I haven’t said enough about the Big Two, so I’ll wrap up with a description of the two best scenes in the movie, the two scenes that establish that the series has legs.
One: When Kirk is getting his medal at the end and can’t keep that arrogant smirk off of his face. He’s like, “That’s funny, the last time I was here, I was on trial, and now you’re sucking my dick.” We’ve got a funny, young, prick arrogant Kirk who gets rewarded for it. That shit-eating grin, with his lips twitching all over the IMAX screen was beautiful.
Two: The best scene in any movie this year. The elevator with Spock and Uhura. Are you kidding me? In-fucking-credible. Perfectly written and acted. Getting chills. It’s one of the most “Eat it, Grandpa!” moments in the movie, Spock in a relationship??! With Uhura!!??? but so sensitively handled, and so essential to establishing character and tone, that Grandpa happily laps it up and goes back for more. Besides, does not Gramps have a roll top desk full of slash fic, anyway?
Her following him into the elevator, her need to follow him into the elevator, and his not knowing that he needed her to but needing it, is perfect. The way his face changes, the way he gives in to emotion for one microscopic second when he smells her neck and then recovers, masters himself, is an epic poem. It’s Homer and Virgil and Milton and Hitchcock and Kubrick. It’s genius. What do you need?, she asks. His answer is essentially, “to hide behind military discipline,” and her answering face, her knowledge that that is what he needs mixed with her wish that what he needed was more vulnerable is Penelope and Beatrice and Leia and Lyra. Magical. Human. Beautiful. True.

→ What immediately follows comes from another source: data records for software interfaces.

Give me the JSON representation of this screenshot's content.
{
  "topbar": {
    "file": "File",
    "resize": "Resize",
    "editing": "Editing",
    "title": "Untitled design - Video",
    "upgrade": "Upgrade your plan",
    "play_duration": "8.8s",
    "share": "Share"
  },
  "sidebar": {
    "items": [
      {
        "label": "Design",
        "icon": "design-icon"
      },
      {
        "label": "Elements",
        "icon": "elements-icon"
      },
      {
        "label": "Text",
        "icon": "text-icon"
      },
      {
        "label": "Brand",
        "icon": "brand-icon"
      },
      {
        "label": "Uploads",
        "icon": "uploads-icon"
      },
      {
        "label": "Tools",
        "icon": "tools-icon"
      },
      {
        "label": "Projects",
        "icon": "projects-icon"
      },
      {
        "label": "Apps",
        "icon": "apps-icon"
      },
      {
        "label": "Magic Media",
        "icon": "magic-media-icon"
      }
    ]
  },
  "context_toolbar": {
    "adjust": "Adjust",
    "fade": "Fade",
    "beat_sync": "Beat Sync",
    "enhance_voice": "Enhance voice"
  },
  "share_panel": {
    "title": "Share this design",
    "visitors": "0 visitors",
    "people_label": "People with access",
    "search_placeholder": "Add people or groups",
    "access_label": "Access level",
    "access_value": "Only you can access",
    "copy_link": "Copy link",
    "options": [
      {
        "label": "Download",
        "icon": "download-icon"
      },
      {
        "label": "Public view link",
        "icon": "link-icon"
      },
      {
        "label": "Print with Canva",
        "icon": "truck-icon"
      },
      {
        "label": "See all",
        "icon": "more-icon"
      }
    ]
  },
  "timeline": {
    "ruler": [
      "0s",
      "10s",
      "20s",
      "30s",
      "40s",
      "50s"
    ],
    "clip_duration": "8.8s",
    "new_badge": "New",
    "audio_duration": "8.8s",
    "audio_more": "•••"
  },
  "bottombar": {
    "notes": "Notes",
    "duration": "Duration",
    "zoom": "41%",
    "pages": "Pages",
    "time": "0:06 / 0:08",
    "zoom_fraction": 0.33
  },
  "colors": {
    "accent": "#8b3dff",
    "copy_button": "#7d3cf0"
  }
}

My answer to that question is more moments like this.
Here’s an open secret, the Andorian elephant in the room. Of the eleven previous Star Trek movies, only one was any good. Shhhhh! Don’t talk about it. It’s true. So, if they had failed with this one, it would have been in fine company. But they didn’t, and even though it’s one of the most blatant set-ups for a video game in history, they pulled it off as a super reboot for a decaying brand. I mean, the characters even play video games in it, the same ones you doubtless will be encouraged to. (Quick, lock on to the crew members and beam them up before they die, oh oh, avoid the missiles or your cargo will explode! Rescue Scotty from the tube!, etc.).
Ugh, the plot holes. Worse than the red matter could cause. Why, with that tech, would the Romulans not just beam Pike over to their ship? Why the shuttle? Oh, so the rest of the crew can sneak out (undetected, why?). Why, if they’re sending a shuttle over that the bad guys can’t detect the contents of, do you not just pack it with a thousand photon torpedoes and blow them all to shit? All sorts of crap like that. Situations altered to fit situations. Bad, bad writing. But, oh that cast, and oh that elevator. Ahh! I love how it’s set up by the first time you see him in the elevator. Like, he sort of shuts down in between floors. So, clinical and cool! Ahhh! Elevators!!
So, this movie was a cheap piece of crap with amazing people in it. It’s like your best friends pulling up to your house in a busted-to-shit Volkswagen Van. You’re happy to see them, but get that thing off my lawn. You’re absolutely welcome here, but clean yourself up, ok? We’ll give you the full benefit of the doubt.
Really looking forward to the next one. Trek is bek, and the whole family can hold hands by the dilithium fire. You too, Gramps.